**What is expected:**
Look below. Copy each line that has "REPORT" in it.
##### Data for review #####
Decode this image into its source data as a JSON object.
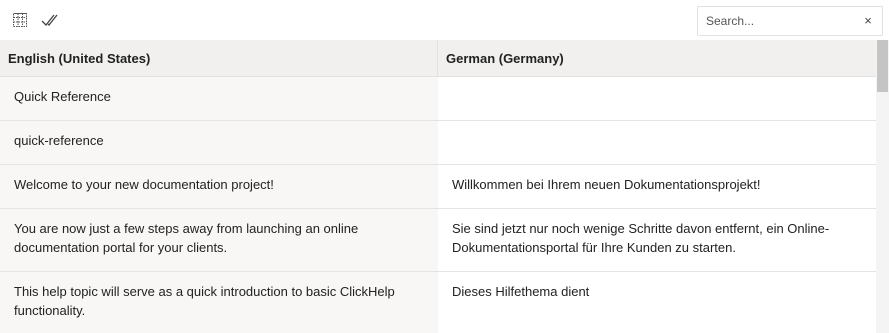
{
  "toolbar": {
    "icon1": "grid-settings-icon",
    "icon2": "double-check-icon",
    "search": {
      "value": "",
      "placeholder": "Search...",
      "clear_label": "×"
    }
  },
  "grid": {
    "headers": {
      "source": "English (United States)",
      "target": "German (Germany)"
    },
    "rows": [
      {
        "source": "Quick Reference",
        "target": ""
      },
      {
        "source": "quick-reference",
        "target": ""
      },
      {
        "source": "Welcome to your new documentation project!",
        "target": "Willkommen bei Ihrem neuen Dokumentationsprojekt!"
      },
      {
        "source": "You are now just a few steps away from launching an online documentation portal for your clients.",
        "target": "Sie sind jetzt nur noch wenige Schritte davon entfernt, ein Online-Dokumentationsportal für Ihre Kunden zu starten."
      },
      {
        "source": "This help topic will serve as a quick introduction to basic ClickHelp functionality.",
        "target": "Dieses Hilfethema dient"
      }
    ]
  },
  "colors": {
    "header_bg": "#f1f0ef",
    "source_cell_bg": "#f8f7f6",
    "border": "#e6e4e2",
    "scroll_thumb": "#c4c4c4"
  }
}
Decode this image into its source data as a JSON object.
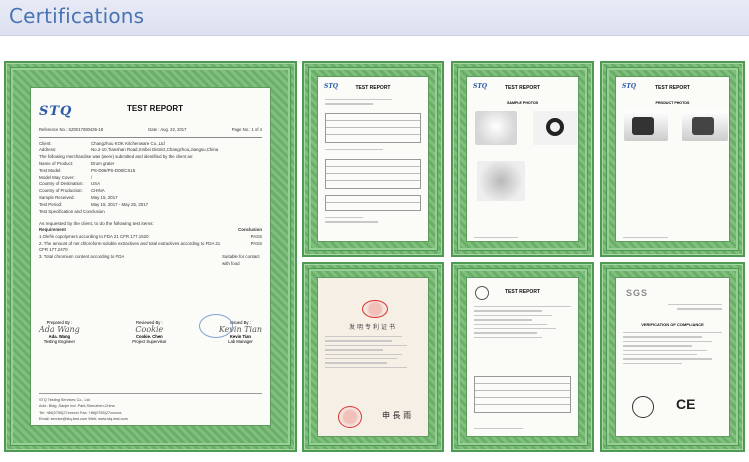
{
  "header": {
    "title": "Certifications"
  },
  "main_certificate": {
    "logo": "STQ",
    "title": "TEST REPORT",
    "reference": "Reference No.: SZ0017080436-18",
    "date": "Date : Aug. 22, 2017",
    "page": "Page No.: 1 of 4",
    "fields": [
      {
        "k": "Client:",
        "v": "Changzhou KOK Kitchenware Co.,Ltd"
      },
      {
        "k": "Address:",
        "v": "No.2-10,Tianshan Road,Xinbei District,Changzhou,Jiangsu,China"
      },
      {
        "k": "",
        "v": "The following merchandise was (were) submitted and identified by the client as:"
      },
      {
        "k": "Name of Product:",
        "v": "Drum grater"
      },
      {
        "k": "Test Model:",
        "v": "PS-D06/PS-D08/CS15"
      },
      {
        "k": "Model May Cover:",
        "v": "/"
      },
      {
        "k": "Country of Destination:",
        "v": "USA"
      },
      {
        "k": "Country of Production:",
        "v": "CHINA"
      },
      {
        "k": "Sample Received:",
        "v": "May 15, 2017"
      },
      {
        "k": "Test Period:",
        "v": "May 15, 2017 - May 25, 2017"
      },
      {
        "k": "",
        "v": "Test Specification and Conclusion"
      }
    ],
    "request_intro": "As requested by the client, to do the following test items:",
    "req_header": {
      "left": "Requirement",
      "right": "Conclusion"
    },
    "requirements": [
      {
        "left": "1.Olefin copolymers according to FDA 21 CFR 177.1520",
        "right": "PASS"
      },
      {
        "left": "2. The amount of net chloroform-soluble extractives and total extractives according to FDA 21 CFR 177.2470",
        "right": "PASS"
      },
      {
        "left": "3. Total chromium content according to FDA",
        "right": "Suitable for contact with food"
      }
    ],
    "signatures": [
      {
        "label": "Prepared By :",
        "scribble": "Ada Wang",
        "name": "Ada. Wang",
        "role": "Testing Engineer"
      },
      {
        "label": "Reviewed By :",
        "scribble": "Cookie",
        "name": "Cookie. Chen",
        "role": "Project Supervisor"
      },
      {
        "label": "Issued By :",
        "scribble": "Kevin Tian",
        "name": "Kevin Tian",
        "role": "Lab Manager"
      }
    ],
    "footer": [
      "STQ Testing Services Co., Ltd",
      "Add.: Bldg.,Sanjie Ind. Park,Shenzhen,China",
      "Tel: +86(0755)27xxxxxx   Fax: +86(0755)27xxxxxx",
      "Email: service@stq-test.com   Web: www.stq-test.com"
    ]
  },
  "thumbnails": {
    "report_title": "TEST REPORT",
    "logo": "STQ",
    "sample_photo": "SAMPLE PHOTOS",
    "product_photo": "PRODUCT PHOTOS",
    "patent_title": "发明专利证书",
    "sgs": "SGS",
    "compliance": "VERIFICATION OF COMPLIANCE",
    "ce": "CE"
  }
}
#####
**Answer section:**
    "title": "TEST REPORT",
    "report_title": "TEST REPORT",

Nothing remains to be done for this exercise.